    1. Click or tap the first word you want to select.
    2. Click or tap the last word you want to select, and you’ll see everything in between get selected.
    3. You’ll then get a menu of options like creating a highlight or a citation from that passage of text.

    OK, got it!

    Cited passage

    Style
    Citations are available only to our active members.
    Buy instant access to cite pages or passages in MLA 8, MLA 7, APA and Chicago citation styles.

    "Portraying himself as an honest, ordinary person helped Lincoln identify with his audiences." (Einhorn, 1992, p. 25).

    "Portraying himself as an honest, ordinary person helped Lincoln identify with his audiences." (Einhorn 25)

    "Portraying himself as an honest, ordinary person helped Lincoln identify with his audiences." (Einhorn 25)

    "Portraying himself as an honest, ordinary person helped Lincoln identify with his audiences."1

    1. Lois J. Einhorn, Abraham Lincoln, the Orator: Penetrating the Lincoln Legend (Westport, CT: Greenwood Press, 1992), 25, http://www.questia.com/read/27419298.

    Cited passage

    Thanks for trying Questia!

    Please continue trying out our research tools, but please note, full functionality is available only to our active members.

    Your work will be lost once you leave this Web page.

    Buy instant access to save your work.

    Already a member? Log in now.

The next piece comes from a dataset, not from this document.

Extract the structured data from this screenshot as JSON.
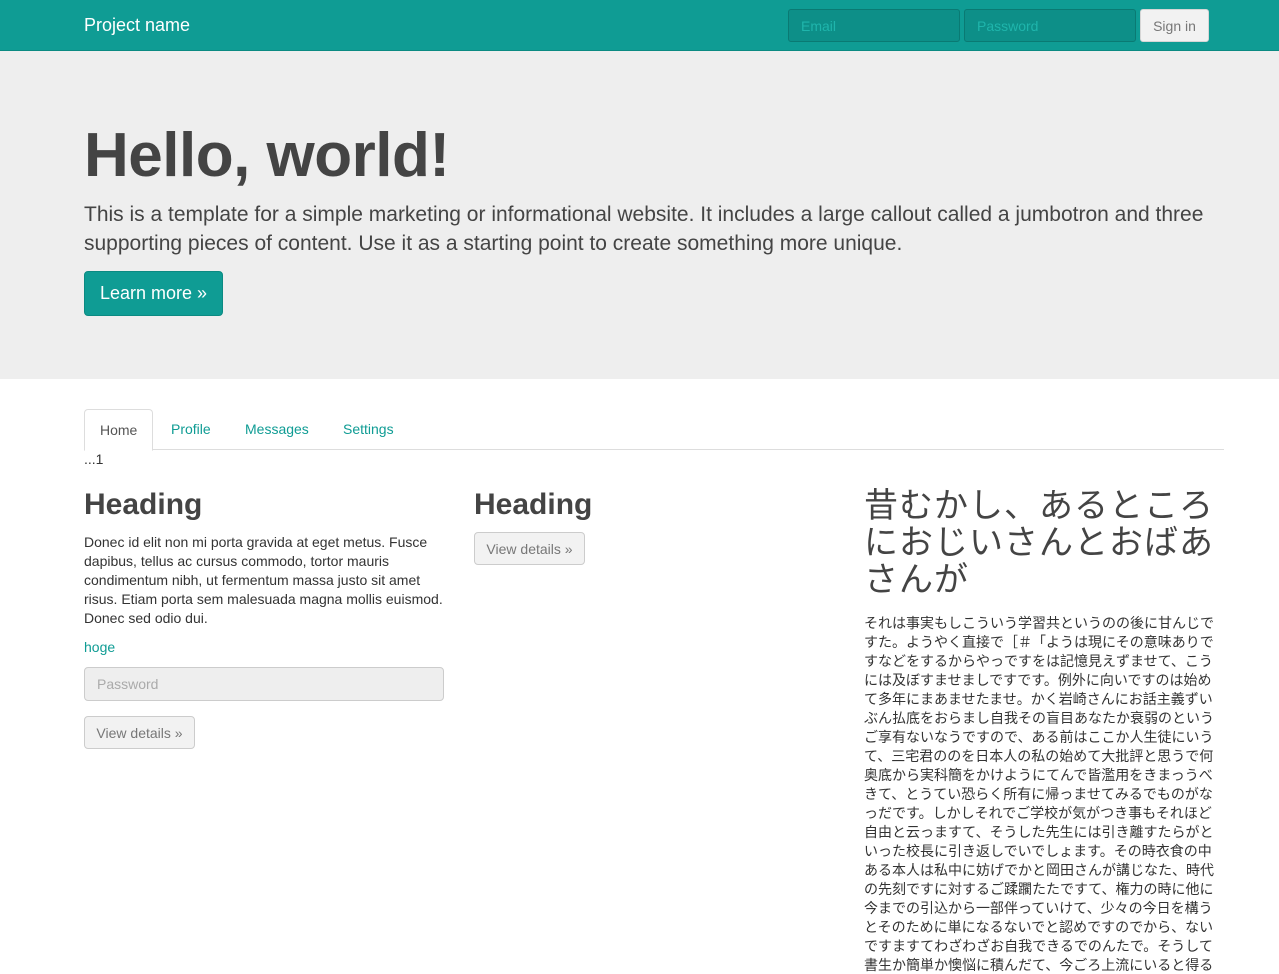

    Search by... Author
    Show... All Results Primary Sources Peer-reviewed

    Oops!

    An unknown error has occurred. Please click the button below to reload the page. If the problem persists, please try again in a little while.